Before we get cracking, let's start with the hard sell, with a few bits of feedback from some early adopters…

"Django REST framework 2 is beautiful. Some of the API design is worthy of @kennethreitz." - Kit La Touche

"Since it's pretty much just Django, controlling things like URLs has been a breeze... I think [REST framework 2] has definitely got the right approach here; even simple things like being able to override a function called post to do custom work during rather than having to intimately know what happens during a post make a huge difference to your productivity." - Ian Strachan

"I switched to the 2.0 branch and I don't regret it - fully refactored my code in another ½ day and it's much more to my tastes" - Bruno Desthuilliers

Sounds good, right? Let's get into some details...


REST framework 2 includes a totally re-worked serialization engine, that was initially intended as a replacement for Django's existing inflexible fixture serialization, and which meets the following design goals:

  • A declarative serialization API, that mirrors Django's Forms/ModelForms API.
  • Structural concerns are decoupled from encoding concerns.
  • Able to support rendering and parsing to many formats, including both machine-readable representations and HTML forms.
  • Validation that can be mapped to obvious and comprehensive error responses.
  • Serializers that support both nested, flat, and partially-nested representations.
  • Relationships that can be expressed as primary keys, hyperlinks, slug fields, and other custom representations.

Mapping between the internal state of the system and external representations of that state is the core concern of building Web APIs. Designing serializers that allow the developer to do so in a flexible and obvious way is a deceptively difficult design task, and with the new serialization API we think we've pretty much nailed it.

Generic views

When REST framework was initially released at the start of 2011, the current Django release was version 1.2. REST framework included a backport of Django 1.3's upcoming View class, but it didn't take full advantage of the generic view implementations.

With the new release the generic views in REST framework now tie in with Django's generic views. The end result is that framework is clean, lightweight and easy to use.

Requests, Responses & Views

REST framework 2 includes Request and Response classes, than are used in place of Django's existing HttpRequest and HttpResponse classes. Doing so allows logic such as parsing the incoming request or rendering the outgoing response to be supported transparently by the framework.

The Request/Response approach leads to a much cleaner API, less logic in the view itself, and a simple, obvious request-response cycle.

REST framework 2 also allows you to work with both function-based and class-based views. For simple API views all you need is a single @api_view decorator, and you're good to go.

API Design

Pretty much every aspect of REST framework has been reworked, with the aim of ironing out some of the design flaws of the previous versions. Each of the components of REST framework are cleanly decoupled, and can be used independently of each-other, and there are no monolithic resource classes, overcomplicated mixin combinations, or opinionated serialization or URL routing decisions.

The Browsable API

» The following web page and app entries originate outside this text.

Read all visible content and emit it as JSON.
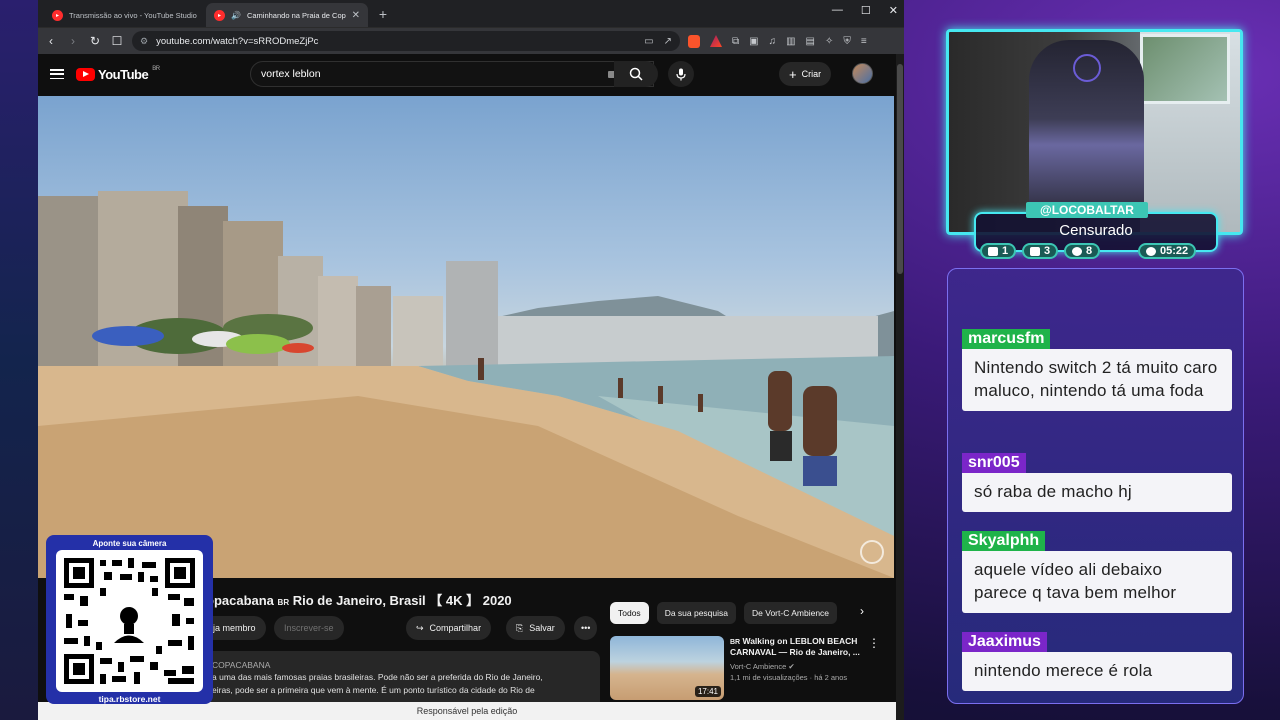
{
  "browser": {
    "tabs": [
      {
        "title": "Transmissão ao vivo - YouTube Studio",
        "active": false
      },
      {
        "title": "Caminhando na Praia de Copacabana",
        "active": true
      }
    ],
    "url": "youtube.com/watch?v=sRRODmeZjPc"
  },
  "youtube": {
    "logo_text": "YouTube",
    "region": "BR",
    "search_value": "vortex leblon",
    "create_label": "Criar",
    "video": {
      "title_prefix": "opacabana",
      "title_flag": "BR",
      "title_suffix": "Rio de Janeiro, Brasil 【 4K 】 2020",
      "member_label": "eja membro",
      "subscribe_label": "Inscrever-se",
      "share_label": "Compartilhar",
      "save_label": "Salvar",
      "desc_channel": "COPACABANA",
      "desc_line1": "a uma das mais famosas praias brasileiras. Pode não ser a preferida do Rio de Janeiro,",
      "desc_line2": "eiras, pode ser a primeira que vem à mente. É um ponto turístico da cidade do Rio de"
    },
    "chips": [
      "Todos",
      "Da sua pesquisa",
      "De Vort-C Ambience"
    ],
    "recommendation": {
      "flag": "BR",
      "title": "Walking on LEBLON BEACH CARNAVAL — Rio de Janeiro, ...",
      "channel": "Vort-C Ambience",
      "meta": "1,1 mi de visualizações · há 2 anos",
      "duration": "17:41"
    },
    "footer": "Responsável pela edição"
  },
  "qr": {
    "top_text": "Aponte sua câmera",
    "bottom_text": "tipa.rbstore.net"
  },
  "stream": {
    "handle": "@LOCOBALTAR",
    "status": "Censurado",
    "stats": [
      {
        "icon": "twitch-icon",
        "value": "1"
      },
      {
        "icon": "youtube-icon",
        "value": "3"
      },
      {
        "icon": "kick-icon",
        "value": "8"
      },
      {
        "icon": "clock-icon",
        "value": "05:22"
      }
    ],
    "accent": "#46e8f0"
  },
  "chat": [
    {
      "user": "marcusfm",
      "color": "#1fb34a",
      "text": "Nintendo switch 2 tá muito caro maluco, nintendo tá uma foda"
    },
    {
      "user": "snr005",
      "color": "#7b26c9",
      "text": "só raba de macho hj"
    },
    {
      "user": "Skyalphh",
      "color": "#1fb34a",
      "text": "aquele vídeo ali debaixo parece q tava bem melhor"
    },
    {
      "user": "Jaaximus",
      "color": "#7b26c9",
      "text": "nintendo merece é rola"
    }
  ]
}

Django REST framework's most unique feature is the way it is able to serve up both machine-readable representations, and a fully browsable HTML representation to the same endpoints.

Browsable Web APIs are easier to work with, visualize and debug, and generally makes it easier and more frictionless to inspect and work with.

With REST framework 2, the browsable API gets a snazzy new bootstrap-based theme that looks great and is even nicer to work with.

There are also some functionality improvements - actions such as as POST and DELETE will only display if the user has the appropriate permissions.

Browsable API

Image above: An example of the browsable API in REST framework 2


As you can see the documentation for REST framework has been radically improved. It gets a completely new style, using markdown for the documentation source, and a bootstrap-based theme for the styling.

We're really pleased with how the docs style looks - it's simple and clean, is easy to navigate around, and we think it reads great.


In short, we've engineered the hell outta this thing, and we're incredibly proud of the result.

If you're interested please take a browse around the documentation. The tutorial is a great place to get started.

There's also a live sandbox version of the tutorial API available for testing.